6

Quaker

The Quakers, or the Society of Friends, are a Christian denomination with a long history of social reformation. Quakers played an important role in the abolition of slavery, and many philanthropic businessmen of the Victorian era were Quakers. Founded by George Fox as an alternative to Church of England worship in the 17th century, the Society of Friends was soon called Quakers. How did you get that name? There are two stories. The first is that the early followers of Fox were so gripped by religious insanity that they shuddered or trembled as they preached. The other purported origin of the term comes from Fox's autobiography. Charged with blasphemy over his new theology, Fox was brought before the judges. Fox was defiant and "commanded them to tremble at the word of the Lord." One of the judges countered that the only one to tremble in court was Fox himself.

5 silhouette

Silhouettes were once a very fashionable art form that presented their motifs in outlines without any further features. Portraits of this type have the advantage that they are cheap and fast compared to painted portraits. During the Seven Years' War the state of French finances became parlus. The finance minister at the time was Etienne de Silhouette, who had to take tough fundraising measures to save the French economy. However, the nobility and clergy, normally not required to pay taxes, levied taxes on various luxury goods that hit the rich. Therefore, he was ridiculed and pushed out of his position. His name was tied to anything that was considered cheap. When profile portraits became popular they were considered cheap (or to use the French "à la silhouette") and the name stuck.

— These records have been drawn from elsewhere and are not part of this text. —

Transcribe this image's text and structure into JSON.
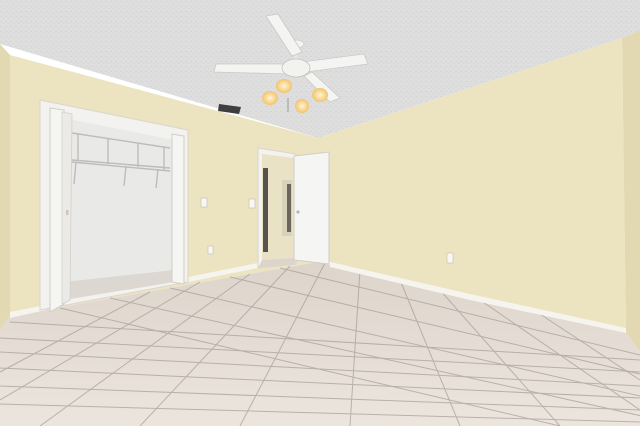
{
  "scene": {
    "ceiling_color": "#dcdcdc",
    "wall_color": "#ece4c0",
    "wall_shadow_color": "#e2d9b2",
    "floor_color": "#e6ded6",
    "grout_color": "#a9a099",
    "baseboard_color": "#f6f4ee",
    "trim_color": "#f3f2ee",
    "closet_interior_color": "#e9e9e8",
    "door_color": "#f5f5f3",
    "fan_body_color": "#f4f4f2",
    "fan_light_color": "#f7dca0"
  }
}
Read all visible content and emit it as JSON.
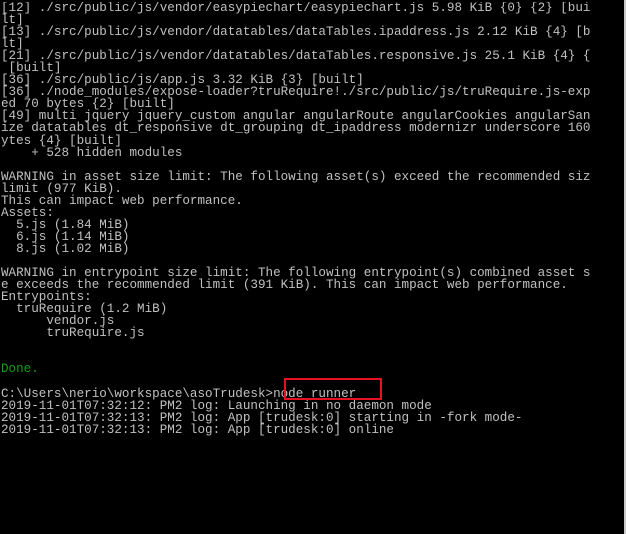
{
  "console": {
    "lines": [
      {
        "text": "[12] ./src/public/js/vendor/easypiechart/easypiechart.js 5.98 KiB {0} {2} [bui",
        "color": "default"
      },
      {
        "text": "lt]",
        "color": "default"
      },
      {
        "text": "[13] ./src/public/js/vendor/datatables/dataTables.ipaddress.js 2.12 KiB {4} [b",
        "color": "default"
      },
      {
        "text": "lt]",
        "color": "default"
      },
      {
        "text": "[21] ./src/public/js/vendor/datatables/dataTables.responsive.js 25.1 KiB {4} {",
        "color": "default"
      },
      {
        "text": " [built]",
        "color": "default"
      },
      {
        "text": "[36] ./src/public/js/app.js 3.32 KiB {3} [built]",
        "color": "default"
      },
      {
        "text": "[36] ./node_modules/expose-loader?truRequire!./src/public/js/truRequire.js-exp",
        "color": "default"
      },
      {
        "text": "ed 70 bytes {2} [built]",
        "color": "default"
      },
      {
        "text": "[49] multi jquery jquery_custom angular angularRoute angularCookies angularSan",
        "color": "default"
      },
      {
        "text": "ize datatables dt_responsive dt_grouping dt_ipaddress modernizr underscore 160",
        "color": "default"
      },
      {
        "text": "ytes {4} [built]",
        "color": "default"
      },
      {
        "text": "    + 528 hidden modules",
        "color": "default"
      },
      {
        "text": "",
        "color": "default"
      },
      {
        "text": "WARNING in asset size limit: The following asset(s) exceed the recommended siz",
        "color": "default"
      },
      {
        "text": "limit (977 KiB).",
        "color": "default"
      },
      {
        "text": "This can impact web performance.",
        "color": "default"
      },
      {
        "text": "Assets:",
        "color": "default"
      },
      {
        "text": "  5.js (1.84 MiB)",
        "color": "default"
      },
      {
        "text": "  6.js (1.14 MiB)",
        "color": "default"
      },
      {
        "text": "  8.js (1.02 MiB)",
        "color": "default"
      },
      {
        "text": "",
        "color": "default"
      },
      {
        "text": "WARNING in entrypoint size limit: The following entrypoint(s) combined asset s",
        "color": "default"
      },
      {
        "text": "e exceeds the recommended limit (391 KiB). This can impact web performance.",
        "color": "default"
      },
      {
        "text": "Entrypoints:",
        "color": "default"
      },
      {
        "text": "  truRequire (1.2 MiB)",
        "color": "default"
      },
      {
        "text": "      vendor.js",
        "color": "default"
      },
      {
        "text": "      truRequire.js",
        "color": "default"
      },
      {
        "text": "",
        "color": "default"
      },
      {
        "text": "",
        "color": "default"
      },
      {
        "text": "Done.",
        "color": "green"
      },
      {
        "text": "",
        "color": "default"
      },
      {
        "text": "C:\\Users\\nerio\\workspace\\asoTrudesk>node runner",
        "color": "default"
      },
      {
        "text": "2019-11-01T07:32:12: PM2 log: Launching in no daemon mode",
        "color": "default"
      },
      {
        "text": "2019-11-01T07:32:13: PM2 log: App [trudesk:0] starting in -fork mode-",
        "color": "default"
      },
      {
        "text": "2019-11-01T07:32:13: PM2 log: App [trudesk:0] online",
        "color": "default"
      }
    ]
  },
  "colors": {
    "background": "#000000",
    "text": "#c0c0c0",
    "done_green": "#13a10e",
    "highlight_red": "#e81123"
  }
}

4

Nonsense

To speak bunkum is nonsense and may be aptly derived from the US House of Representatives. In 1820 an important debate took place over whether the state of Missouri should join the union as a slave owner or a free entity. Slavery has long been a contentious issue and heated arguments were expected on both sides. When the Buncombe County representative Felix Walker began to speak, his colleagues were amused that his speech was not on the issue but a local issue. When asked what he was doing, he replied, "I didn't speak to the house, I spoke to Buncombe." From that point on, he had spoken to Buncombe so as not to say anything.

3 Notice

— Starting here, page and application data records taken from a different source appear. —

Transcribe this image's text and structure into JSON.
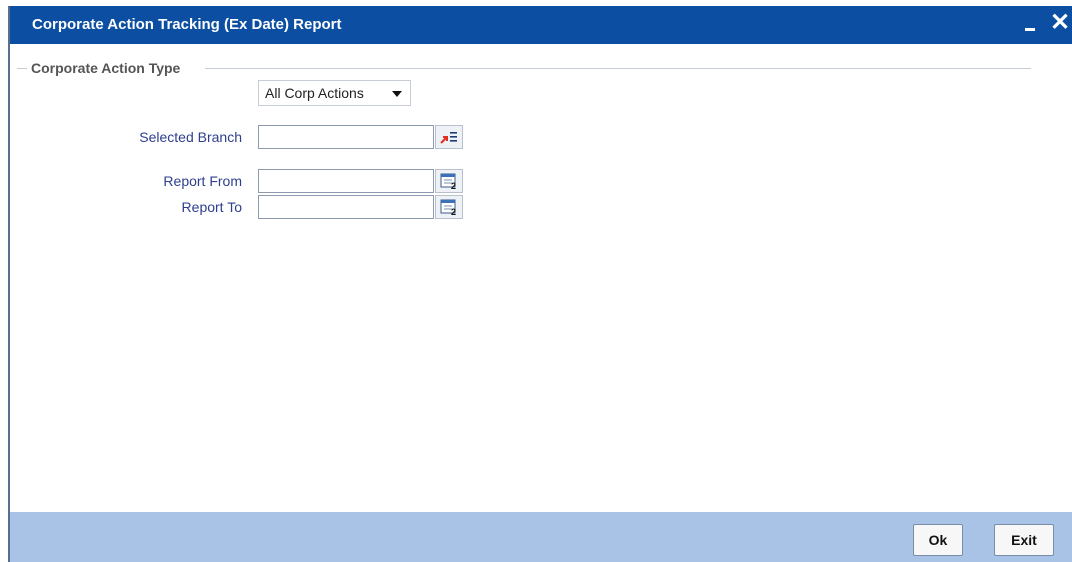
{
  "window": {
    "title": "Corporate Action Tracking (Ex Date) Report"
  },
  "section": {
    "label": "Corporate Action Type"
  },
  "corp_action_select": {
    "selected": "All Corp Actions"
  },
  "fields": {
    "selected_branch_label": "Selected Branch",
    "report_from_label": "Report From",
    "report_to_label": "Report To",
    "selected_branch_value": "",
    "report_from_value": "",
    "report_to_value": ""
  },
  "buttons": {
    "ok": "Ok",
    "exit": "Exit"
  },
  "colors": {
    "titlebar": "#0b4ea2",
    "footer": "#a8c3e6",
    "label": "#2e3f8f"
  },
  "icons": {
    "branch_lookup": "list-lookup-icon",
    "report_from_picker": "calendar-icon",
    "report_to_picker": "calendar-icon",
    "minimize": "minimize-icon",
    "close": "close-icon"
  }
}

The clue to the origin of the word clue is its derivation from the medieval word Clew, which means "ball of thread". This can't help much if you don't know about classical mythology. The hero Theseus received a ball of thread to help him find his way out of the labyrinth of Minos. By following the trail of the thread he'd left behind, he was able to navigate to the exit. The word clue was then connected to everything that could point to the solution.

2

slang

It is known that the ancient Greeks with a proud history of xenophobia looked down on anyone who could not speak Greek. They referred to such foreigners as barbaroi or barbarians because they appeared to bleat like sheep (Bah-Bah-Bah). Today we disapprove of such a nationalist attitude, but we have a similar term for those who want to bamboozo us with technical terms, if that were simpler. Scientists, lawyers, government ministers and bureaucrats often hide behind incomprehensible gobbledooks. We say they speak jargon derived from a French word that means how to chirp like birds.

1 eavesdropping

Before the invention of the gutter, roofs were installed with wide eaves so that rainwater fell from the house and damaged the walls and foundations. This area was known as wiretapping. The large overhang was a good cover for those who lurked in the shadows and wanted to listen to other people's conversations. Since the area under the roof of the roof was considered part of the property of the landlord, you could be punished with a fine under Anglo-Saxon law for being under the roof of the roof with the intention of spying.